Last year, our man Charlie had the brilliant idea of holding a thrift store challenge where each participate (three thrifty guys and a thrifty gal), would purchase a “valuable” item at their local Goodwill store which they believed might turn a profit. The person with the highest profit would end up winning the Challenge (last year, it was our resident thrifty gal).
For the 2nd installment of the Goodwill Smackdown, we are going to do things a little bit different.
Here’s how this year’s contest will go down: read more…
Should I leave a credit card open if I’m never going to use it again?
Unless that card has an annual fee, the answer will usually be “yes.” Closing a credit card reduces the overall amount of credit available to you, which affects your credit card utilization rate, a significant factor of your credit score. Having more credit available to you is generally a good indicator of overall creditworthiness, which lenders like to see. Just keep in mind that you may need to occasionally use the card throughout year to keep the account active (and of course, make sure you pay your bills to keep it current). read more…
Over the last two and a half years many of you had heard my enthusiasm about the Ooma Telo home phone system, which has been saving my family money hand over fist. Thus far, the Ooma Telo has saved us over $750 over my previous phone service.
However, I’m not here to repeat my glowing reviews about the Ooma home phone service. No…I am proud to announce a new service that Ooma is offering! It is called the Ooma Safety Phone, and it is just as easy to setup as the basic Ooma Telo phone system. This little device can be used for elderly friends or relatives if you are concerned that they might fall or young kids that are left home alone and might need to contact a parent quickly. read more…
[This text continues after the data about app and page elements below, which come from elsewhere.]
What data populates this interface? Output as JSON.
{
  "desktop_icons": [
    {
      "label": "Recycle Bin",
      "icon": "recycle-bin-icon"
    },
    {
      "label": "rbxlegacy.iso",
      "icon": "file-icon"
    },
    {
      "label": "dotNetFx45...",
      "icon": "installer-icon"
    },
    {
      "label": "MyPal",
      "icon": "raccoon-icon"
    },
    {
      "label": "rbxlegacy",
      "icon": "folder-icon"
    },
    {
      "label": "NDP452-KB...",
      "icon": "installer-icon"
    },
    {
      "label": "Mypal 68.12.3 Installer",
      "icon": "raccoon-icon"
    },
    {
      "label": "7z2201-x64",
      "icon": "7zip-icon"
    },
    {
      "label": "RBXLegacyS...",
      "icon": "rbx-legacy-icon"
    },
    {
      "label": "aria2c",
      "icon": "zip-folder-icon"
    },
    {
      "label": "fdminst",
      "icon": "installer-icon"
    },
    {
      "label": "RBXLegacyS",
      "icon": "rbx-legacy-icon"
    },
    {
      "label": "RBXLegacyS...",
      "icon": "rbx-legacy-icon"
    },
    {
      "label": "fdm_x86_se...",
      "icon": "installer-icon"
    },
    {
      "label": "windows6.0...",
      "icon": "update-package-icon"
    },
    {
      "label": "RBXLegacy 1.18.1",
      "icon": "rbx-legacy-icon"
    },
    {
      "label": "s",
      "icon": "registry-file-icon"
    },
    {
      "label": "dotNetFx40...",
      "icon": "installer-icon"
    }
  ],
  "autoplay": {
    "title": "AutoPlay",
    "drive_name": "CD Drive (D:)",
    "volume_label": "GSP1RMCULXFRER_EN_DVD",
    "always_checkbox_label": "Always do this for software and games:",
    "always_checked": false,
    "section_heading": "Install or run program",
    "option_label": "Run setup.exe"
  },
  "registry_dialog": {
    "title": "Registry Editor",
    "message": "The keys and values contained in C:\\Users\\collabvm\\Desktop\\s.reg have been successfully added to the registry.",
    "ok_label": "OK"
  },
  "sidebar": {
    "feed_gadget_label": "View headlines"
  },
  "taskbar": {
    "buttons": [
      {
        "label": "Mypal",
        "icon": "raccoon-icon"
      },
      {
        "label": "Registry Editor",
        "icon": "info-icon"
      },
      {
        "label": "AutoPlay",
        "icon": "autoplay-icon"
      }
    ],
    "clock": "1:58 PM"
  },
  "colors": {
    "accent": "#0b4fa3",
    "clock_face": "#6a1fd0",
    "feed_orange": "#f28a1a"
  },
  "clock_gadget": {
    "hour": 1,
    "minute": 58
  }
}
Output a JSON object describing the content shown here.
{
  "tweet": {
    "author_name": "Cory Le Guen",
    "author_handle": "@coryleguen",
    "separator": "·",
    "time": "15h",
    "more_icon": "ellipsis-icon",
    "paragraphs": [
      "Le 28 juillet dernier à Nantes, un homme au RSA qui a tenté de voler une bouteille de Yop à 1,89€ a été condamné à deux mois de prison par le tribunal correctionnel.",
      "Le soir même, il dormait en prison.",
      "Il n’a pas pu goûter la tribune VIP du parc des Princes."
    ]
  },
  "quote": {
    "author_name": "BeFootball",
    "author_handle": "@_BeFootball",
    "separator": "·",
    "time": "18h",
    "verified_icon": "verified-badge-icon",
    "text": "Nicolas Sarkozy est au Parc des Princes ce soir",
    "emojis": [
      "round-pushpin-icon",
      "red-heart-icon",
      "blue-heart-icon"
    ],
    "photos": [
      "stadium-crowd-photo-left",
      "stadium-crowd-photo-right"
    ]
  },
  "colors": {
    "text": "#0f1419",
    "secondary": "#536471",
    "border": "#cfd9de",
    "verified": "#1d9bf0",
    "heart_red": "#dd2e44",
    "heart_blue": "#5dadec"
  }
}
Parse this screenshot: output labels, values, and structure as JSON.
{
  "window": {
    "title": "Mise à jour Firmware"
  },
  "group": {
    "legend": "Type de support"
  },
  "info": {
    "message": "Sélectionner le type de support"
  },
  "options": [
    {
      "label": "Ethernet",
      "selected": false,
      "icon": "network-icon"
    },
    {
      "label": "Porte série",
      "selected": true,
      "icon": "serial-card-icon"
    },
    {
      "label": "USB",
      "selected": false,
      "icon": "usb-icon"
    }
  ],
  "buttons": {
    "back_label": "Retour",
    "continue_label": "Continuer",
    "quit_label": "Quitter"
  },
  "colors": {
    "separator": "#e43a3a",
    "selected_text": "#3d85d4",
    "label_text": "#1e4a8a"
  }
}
The following post has been brought to you by Cub Foods
When we lived in the city, Cub Foods was our “go to” grocery store. The local store there was clean and inviting, the staff was great and the produce was always excellent in quality. After we moved to the country nearly two years ago, however, we had a “budget epiphany” and have since done the majority of our shopping at another store with notably lower prices.
Although most other things about this particular store are good, I’ve never been very happy with the produce selection, and have missed the great produce I always found at Cub Foods. However, with the money savings of a good 15-20% that I get at the big box store grocer, I just couldn’t bring myself to start shopping at the local Cub Foods here. For a big family on a budget, cash just has to be the deciding factor in where we choose to grocery shop. Cub always has terrific weekly deals, so we’d often stop in there to scoop up their great weekly specials, but the majority of our shopping was done at the big box store with the low, low prices. read more…